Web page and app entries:

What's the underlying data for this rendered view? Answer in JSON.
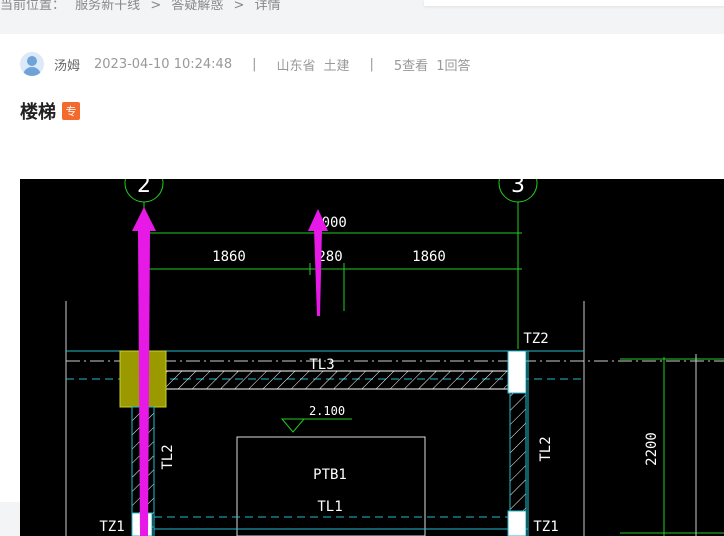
{
  "breadcrumb": {
    "label": "当前位置：",
    "items": [
      "服务新干线",
      "答疑解惑",
      "详情"
    ],
    "separator": ">"
  },
  "post": {
    "author": "汤姆",
    "datetime": "2023-04-10 10:24:48",
    "region": "山东省",
    "category": "土建",
    "views": "5查看",
    "answers": "1回答",
    "title": "楼梯",
    "badge": "专"
  },
  "drawing": {
    "axis_labels": [
      "2",
      "3"
    ],
    "dimensions": [
      "3000",
      "1860",
      "280",
      "1860",
      "2200"
    ],
    "elevation": "2.100",
    "members": {
      "beam_top": "TL3",
      "beam_left": "TL2",
      "beam_right": "TL2",
      "slab": "PTB1",
      "beam_mid": "TL1",
      "col_top_right": "TZ2",
      "col_bottom_left": "TZ1",
      "col_bottom_right": "TZ1"
    }
  },
  "colors": {
    "arrow": "#e619e6",
    "cad_bg": "#000000",
    "badge": "#f5692c"
  }
}
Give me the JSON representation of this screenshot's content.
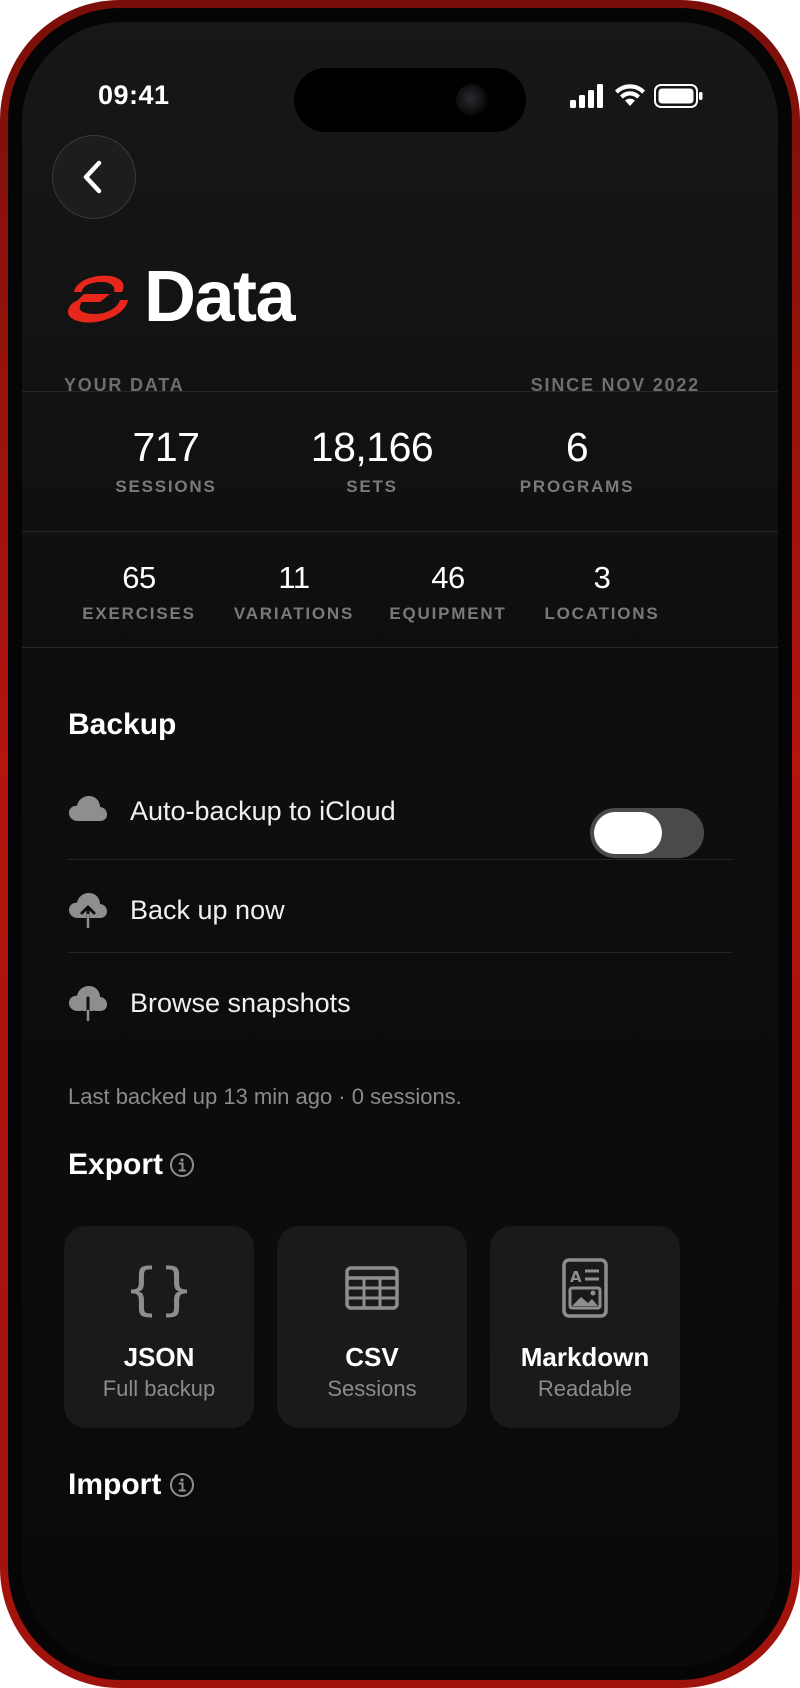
{
  "status_bar": {
    "time": "09:41"
  },
  "header": {
    "title": "Data",
    "your_data_label": "YOUR DATA",
    "since_label": "SINCE NOV 2022"
  },
  "stats_primary": [
    {
      "value": "717",
      "label": "SESSIONS"
    },
    {
      "value": "18,166",
      "label": "SETS"
    },
    {
      "value": "6",
      "label": "PROGRAMS"
    }
  ],
  "stats_secondary": [
    {
      "value": "65",
      "label": "EXERCISES"
    },
    {
      "value": "11",
      "label": "VARIATIONS"
    },
    {
      "value": "46",
      "label": "EQUIPMENT"
    },
    {
      "value": "3",
      "label": "LOCATIONS"
    }
  ],
  "backup": {
    "heading": "Backup",
    "auto_backup_label": "Auto-backup to iCloud",
    "auto_backup_on": false,
    "back_up_now_label": "Back up now",
    "browse_snapshots_label": "Browse snapshots",
    "last_backup_note": "Last backed up 13 min ago · 0 sessions."
  },
  "export": {
    "heading": "Export",
    "options": [
      {
        "title": "JSON",
        "subtitle": "Full backup",
        "icon": "braces-icon"
      },
      {
        "title": "CSV",
        "subtitle": "Sessions",
        "icon": "table-icon"
      },
      {
        "title": "Markdown",
        "subtitle": "Readable",
        "icon": "document-icon"
      }
    ]
  },
  "import": {
    "heading": "Import"
  },
  "colors": {
    "brand_red": "#e8271c",
    "frame_red": "#b3150f",
    "background": "#0e0e0e",
    "card": "#1a1a1a",
    "muted_text": "#7a7a7a"
  }
}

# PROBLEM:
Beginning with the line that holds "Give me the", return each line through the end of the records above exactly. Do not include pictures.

# OUTPUT OF THE EXERCISE:
Give me the JSON representation of this screenshot's content.
{
  "status_bar": {
    "time": "09:41"
  },
  "header": {
    "title": "Data",
    "your_data_label": "YOUR DATA",
    "since_label": "SINCE NOV 2022"
  },
  "stats_primary": [
    {
      "value": "717",
      "label": "SESSIONS"
    },
    {
      "value": "18,166",
      "label": "SETS"
    },
    {
      "value": "6",
      "label": "PROGRAMS"
    }
  ],
  "stats_secondary": [
    {
      "value": "65",
      "label": "EXERCISES"
    },
    {
      "value": "11",
      "label": "VARIATIONS"
    },
    {
      "value": "46",
      "label": "EQUIPMENT"
    },
    {
      "value": "3",
      "label": "LOCATIONS"
    }
  ],
  "backup": {
    "heading": "Backup",
    "auto_backup_label": "Auto-backup to iCloud",
    "auto_backup_on": false,
    "back_up_now_label": "Back up now",
    "browse_snapshots_label": "Browse snapshots",
    "last_backup_note": "Last backed up 13 min ago · 0 sessions."
  },
  "export": {
    "heading": "Export",
    "options": [
      {
        "title": "JSON",
        "subtitle": "Full backup",
        "icon": "braces-icon"
      },
      {
        "title": "CSV",
        "subtitle": "Sessions",
        "icon": "table-icon"
      },
      {
        "title": "Markdown",
        "subtitle": "Readable",
        "icon": "document-icon"
      }
    ]
  },
  "import": {
    "heading": "Import"
  },
  "colors": {
    "brand_red": "#e8271c",
    "frame_red": "#b3150f",
    "background": "#0e0e0e",
    "card": "#1a1a1a",
    "muted_text": "#7a7a7a"
  }
}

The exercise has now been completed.